"The purpose of this memorandum is to state the general policy of my Administration that preemption of State law by executive departments and agencies should be undertaken only with full consideration of the legitimate prerogatives of the States and with a sufficient legal basis for preemption," it reads. "Executive departments and agencies should be mindful that in our Federal system, the citizens of the several States have distinctive circumstances and values, and that in many instances it is appropriate for them to apply to themselves rules and principles that reflect these circumstances and values."

His memorandum was released just two days after the U.S. Supreme Court refused to hear appeals from two California counties that argued they were being forced to allow violations of federal law. The counties basically were challenging Proposition 215, a 1996 state voter initiative that says patients can use medical marijuana after getting a recommendation from a licensed physician. The law has since become a model for medical marijuana laws in a dozen other states, although the subsequent laws vary from state to state.

While attitudes toward medical marijuana seem to be shifting under the Obama Administration, it's still unknown how exactly federal law enforcement policies dealing with medical marijuana will change. For example, the DEA website still has a page titled, "California Medical Marijuana Information," aimed at presenting its views on cannabis use. "Local and state law enforcement counterparts cannot distinguish between illegal marijuana grows and grows that qualify as medical exemptions," it reads. "Many self-designated medical marijuana growers are, in fact, growing marijuana for illegal 'recreational' use.

All of this brings to question whether those DEA letters sent to landlords warning of potential forfeiture actions and other penalties are still valid.
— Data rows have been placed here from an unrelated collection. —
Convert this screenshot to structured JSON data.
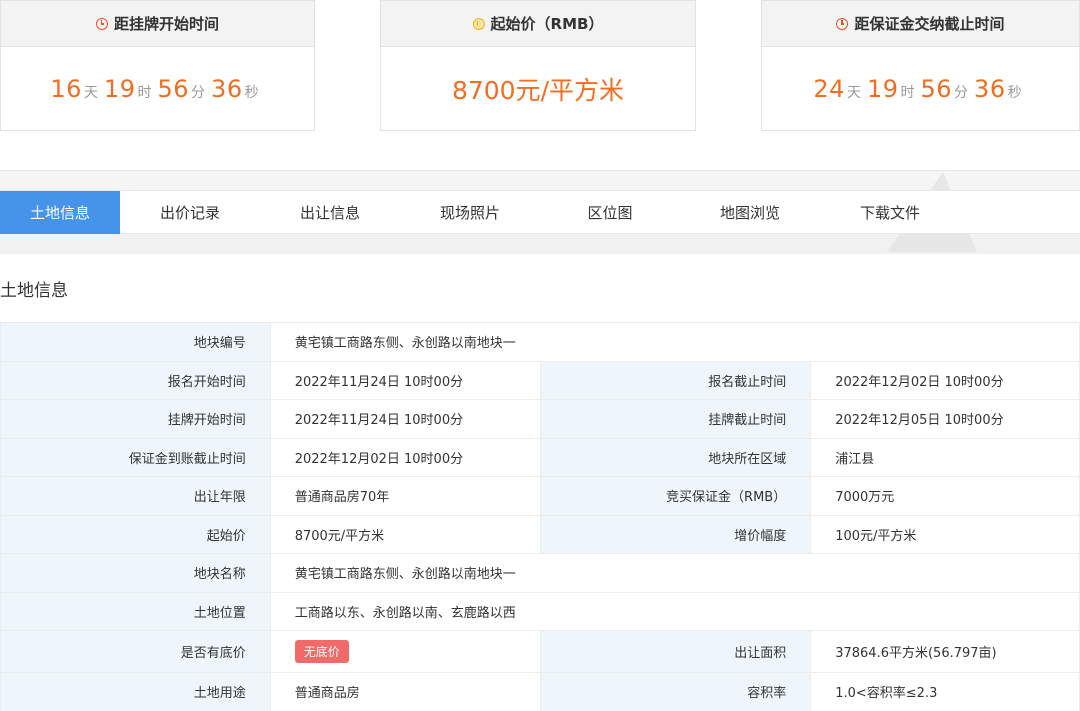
{
  "countdown_cards": [
    {
      "title": "距挂牌开始时间",
      "icon": "clock-icon",
      "days": "16",
      "day_unit": "天",
      "hours": "19",
      "hour_unit": "时",
      "minutes": "56",
      "minute_unit": "分",
      "seconds": "36",
      "second_unit": "秒"
    },
    {
      "title": "起始价（RMB）",
      "icon": "coin-icon",
      "value": "8700元/平方米"
    },
    {
      "title": "距保证金交纳截止时间",
      "icon": "clock-icon",
      "days": "24",
      "day_unit": "天",
      "hours": "19",
      "hour_unit": "时",
      "minutes": "56",
      "minute_unit": "分",
      "seconds": "36",
      "second_unit": "秒"
    }
  ],
  "tabs": [
    {
      "label": "土地信息",
      "active": true
    },
    {
      "label": "出价记录"
    },
    {
      "label": "出让信息"
    },
    {
      "label": "现场照片"
    },
    {
      "label": "区位图"
    },
    {
      "label": "地图浏览"
    },
    {
      "label": "下载文件"
    }
  ],
  "section_title": "土地信息",
  "info": {
    "r0": {
      "k1": "地块编号",
      "v1": "黄宅镇工商路东侧、永创路以南地块一"
    },
    "r1": {
      "k1": "报名开始时间",
      "v1": "2022年11月24日 10时00分",
      "k2": "报名截止时间",
      "v2": "2022年12月02日 10时00分"
    },
    "r2": {
      "k1": "挂牌开始时间",
      "v1": "2022年11月24日 10时00分",
      "k2": "挂牌截止时间",
      "v2": "2022年12月05日 10时00分"
    },
    "r3": {
      "k1": "保证金到账截止时间",
      "v1": "2022年12月02日 10时00分",
      "k2": "地块所在区域",
      "v2": "浦江县"
    },
    "r4": {
      "k1": "出让年限",
      "v1": "普通商品房70年",
      "k2": "竞买保证金（RMB）",
      "v2": "7000万元"
    },
    "r5": {
      "k1": "起始价",
      "v1": "8700元/平方米",
      "k2": "增价幅度",
      "v2": "100元/平方米"
    },
    "r6": {
      "k1": "地块名称",
      "v1": "黄宅镇工商路东侧、永创路以南地块一"
    },
    "r7": {
      "k1": "土地位置",
      "v1": "工商路以东、永创路以南、玄鹿路以西"
    },
    "r8": {
      "k1": "是否有底价",
      "badge": "无底价",
      "k2": "出让面积",
      "v2": "37864.6平方米(56.797亩)"
    },
    "r9": {
      "k1": "土地用途",
      "v1": "普通商品房",
      "k2": "容积率",
      "v2": "1.0<容积率≤2.3"
    }
  },
  "colors": {
    "accent_blue": "#4693ea",
    "countdown_orange": "#f26d21",
    "key_cell_bg": "#eef6fb",
    "badge_red": "#f16a6a"
  }
}
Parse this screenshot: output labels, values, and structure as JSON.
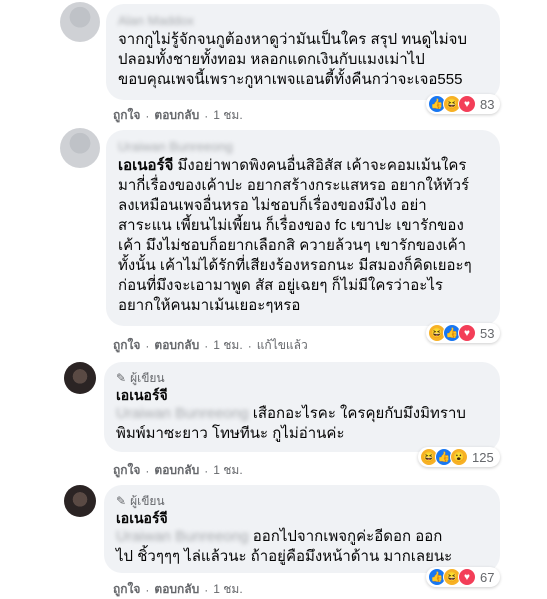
{
  "comments": [
    {
      "name": "Alan Maddox",
      "text": "จากกูไม่รู้จักจนกูต้องหาดูว่ามันเป็นใคร สรุป ทนดูไม่จบ\nปลอมทั้งชายทั้งทอม หลอกแดกเงินกับแมงเม่าไป\nขอบคุณเพจนี้เพราะกูหาเพจแอนตี้ทั้งคืนกว่าจะเจอ555",
      "reaction_count": "83",
      "like": "ถูกใจ",
      "reply": "ตอบกลับ",
      "time": "1 ชม."
    },
    {
      "name": "Uraiwan Bunreeong",
      "text_prefix": "เอเนอร์จี",
      "text": " มึงอย่าพาดพิงคนอื่นสิอิสัส เค้าจะคอมเม้นใคร\nมากี่เรื่องของเค้าปะ อยากสร้างกระแสหรอ อยากให้ทัวร์\nลงเหมือนเพจอื่นหรอ ไม่ชอบก็เรื่องของมึงไง อย่า\nสาระแน เพี้ยนไม่เพี้ยน ก็เรื่องของ fc เขาปะ เขารักของ\nเค้า มึงไม่ชอบก็อยากเลือกสิ ควายล้วนๆ เขารักของเค้า\nทั้งนั้น เค้าไม่ได้รักที่เสียงร้องหรอกนะ มีสมองก็คิดเยอะๆ\nก่อนที่มึงจะเอามาพูด สัส อยู่เฉยๆ ก็ไม่มีใครว่าอะไร\nอยากให้คนมาเม้นเยอะๆหรอ",
      "reaction_count": "53",
      "like": "ถูกใจ",
      "reply": "ตอบกลับ",
      "time": "1 ชม.",
      "edited": "แก้ไขแล้ว"
    },
    {
      "author_tag": "ผู้เขียน",
      "name": "เอเนอร์จี",
      "mention": "Uraiwan Bunreeong",
      "text": " เสือกอะไรคะ ใครคุยกับมึงมิทราบ\nพิมพ์มาซะยาว โทษทีนะ กูไม่อ่านค่ะ",
      "reaction_count": "125",
      "like": "ถูกใจ",
      "reply": "ตอบกลับ",
      "time": "1 ชม."
    },
    {
      "author_tag": "ผู้เขียน",
      "name": "เอเนอร์จี",
      "mention": "Uraiwan Bunreeong",
      "text": " ออกไปจากเพจกูค่ะอีดอก ออก\nไป ชิ้วๆๆๆ ไล่แล้วนะ ถ้าอยู่คือมึงหน้าด้าน มากเลยนะ",
      "reaction_count": "67",
      "like": "ถูกใจ",
      "reply": "ตอบกลับ",
      "time": "1 ชม."
    }
  ],
  "separator": "·"
}
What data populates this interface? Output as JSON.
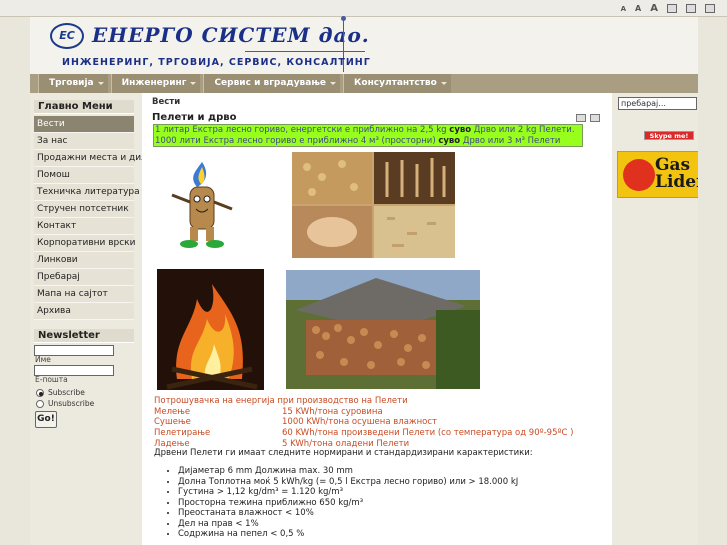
{
  "top_tools": {
    "font_small": "A",
    "font_medium": "A",
    "font_large": "A"
  },
  "header": {
    "logo_mark": "EC",
    "company_name": "ЕНЕРГО СИСТЕМ дао.",
    "tagline": "ИНЖЕНЕРИНГ, ТРГОВИЈА, СЕРВИС, КОНСАЛТИНГ"
  },
  "nav": {
    "items": [
      "Трговија",
      "Инженеринг",
      "Сервис и вградување",
      "Консултантство"
    ]
  },
  "sidebar": {
    "main_menu_title": "Главно Мени",
    "items": [
      "Вести",
      "За нас",
      "Продажни места и дилери",
      "Помош",
      "Техничка литература",
      "Стручен потсетник",
      "Контакт",
      "Корпоративни врски",
      "Линкови",
      "Пребарај",
      "Мапа на сајтот",
      "Архива"
    ],
    "active_index": 0,
    "newsletter_title": "Newsletter",
    "name_label": "Име",
    "email_label": "Е-пошта",
    "subscribe_label": "Subscribe",
    "unsubscribe_label": "Unsubscribe",
    "go_label": "Go!"
  },
  "main": {
    "breadcrumb": "Вести",
    "title": "Пелети и дрво",
    "highlight_line1_a": "1 литар Екстра лесно гориво, енергетски е приближно на 2,5 kg ",
    "highlight_line1_b": "суво",
    "highlight_line1_c": " Дрво или 2 kg Пелети.",
    "highlight_line2_a": "1000 лити Екстра лесно гориво е приближно 4 м³ (просторни) ",
    "highlight_line2_b": "суво",
    "highlight_line2_c": " Дрво или 3 м³ Пелети",
    "energy_heading": "Потрошувачка на енергија при производство на Пелети",
    "energy_rows": [
      {
        "label": "Мелење",
        "value": "15 KWh/тона суровина"
      },
      {
        "label": "Сушење",
        "value": "1000 KWh/тона осушена влажност"
      },
      {
        "label": "Пелетирање",
        "value": "60 KWh/тона произведени Пелети (со температура од 90º-95ºC )"
      },
      {
        "label": "Ладење",
        "value": "5 KWh/тона оладени Пелети"
      }
    ],
    "intro": "Дрвени Пелети ги имаат следните нормирани и стандардизирани карактеристики:",
    "bullets": [
      "Дијаметар 6 mm Должина max. 30 mm",
      "Долна Топлотна моќ 5 kWh/kg (= 0,5 l Екстра лесно гориво) или > 18.000 kJ",
      "Густина > 1,12 kg/dm³ = 1.120 kg/m³",
      "Просторна тежина приближно 650 kg/m³",
      "Преостаната влажност < 10%",
      "Дел на прав < 1%",
      "Содржина на пепел < 0,5 %"
    ]
  },
  "right": {
    "search_placeholder": "пребарај...",
    "skype_label": "Skype me!",
    "gas_line1": "Gas",
    "gas_line2": "Lider"
  },
  "colors": {
    "accent_nav": "#9a8f73",
    "highlight": "#98ff1c",
    "energy_text": "#c84b24"
  }
}
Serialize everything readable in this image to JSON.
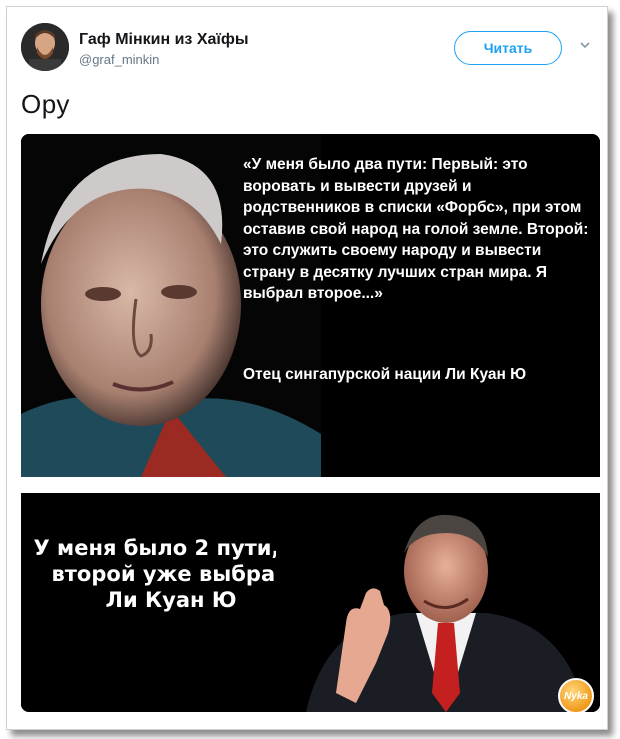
{
  "tweet": {
    "display_name": "Гаф Мінкин из Хаїфы",
    "handle": "@graf_minkin",
    "follow_label": "Читать",
    "text": "Ору"
  },
  "meme": {
    "top_quote": "«У меня было два пути: Первый: это воровать и вывести друзей и родственников в списки «Форбс», при этом оставив свой народ на голой земле. Второй: это служить своему народу и вывести страну в десятку лучших стран мира. Я выбрал второе...»",
    "top_attribution": "Отец сингапурской нации Ли Куан Ю",
    "bottom_caption": "У меня было 2 пути,но\nвторой уже выбрал\nЛи Куан Ю",
    "watermark": "Nyka"
  }
}
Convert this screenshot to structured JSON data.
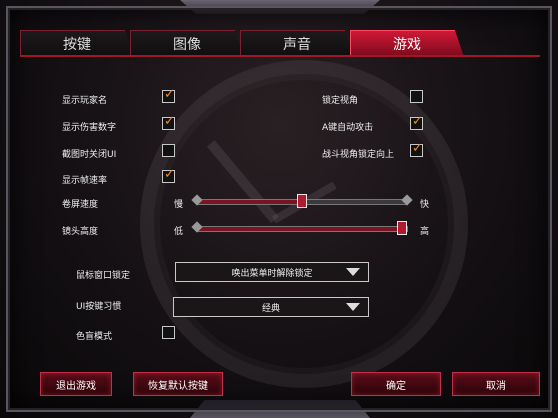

Asked about the issue several weeks ago, a spokesperson for Attorney General Eric H. Holder did not give a clear answer about the Justice Department's intentions.

When asked whether landlords who rent to medical marijuana cooperatives are still at risk of asset forfeiture, a U.S. Department of Justice official said it's not a priority to target those who follow state laws. Department spokeswoman Laura Sweeney said in an email that "as part of the federal government's efforts to best employ its resources, the Department focuses its investigative and enforcement activities involving marijuana on large-scale drug traffickers whose conduct is often inconsistent with both federal and state law."

All of this, of course, comes as welcome news to medical marijuana advocates, who say that more than 300 letters were sent by the DEA to landlords in 2007 and 2008. "Since Obama has taken office, we have not seen any letters disseminated," Americans for Safe Access spokesperson Kris Hermes said.

But Hermes added there was recent "activity" in Santa Barbara, which involved warning letters mailed to landlords renting to dispensary operators telling them that had 45 days to evict their tenants or face the consequences. Two clinics shut down after their landlords received the letters, he added, but both have since reopened. "There have been no landlords that have lost their property or have been civilly/criminally prosecuted under Bush or Obama stemming from those letters, underscoring the main reason for their dissemination: to instill fear and intimidation among property owners such that evictions would take place without further action by the federal government," Hermes said in an email.

Thom Mrozek, public affairs officer of the U.S. Attorney's Office for the Central District of California, said he had no comment beyond the information provided by Justice Department headquarters.

Letters warning landlords of possible forfeiture may have already led to closures of as many as seven San Francisco medical marijuana facilities last year, according to a 2008 article in San Francisco Chronicle. Statewide it's unclear exactly how many facilities were shuttered as a result of landlords frightened off by the possibility forfeiture.

DEA spokespeople said they had no comments to add to the Justice Department's statement about forfeiture issues.

Thu, 05/28/2009 - 6:02pm Permalink

Add new comment

The content of this field is kept private and will not be shown publicly.
This site is protected by reCAPTCHA and the Google Privacy Policy and Terms of Service apply.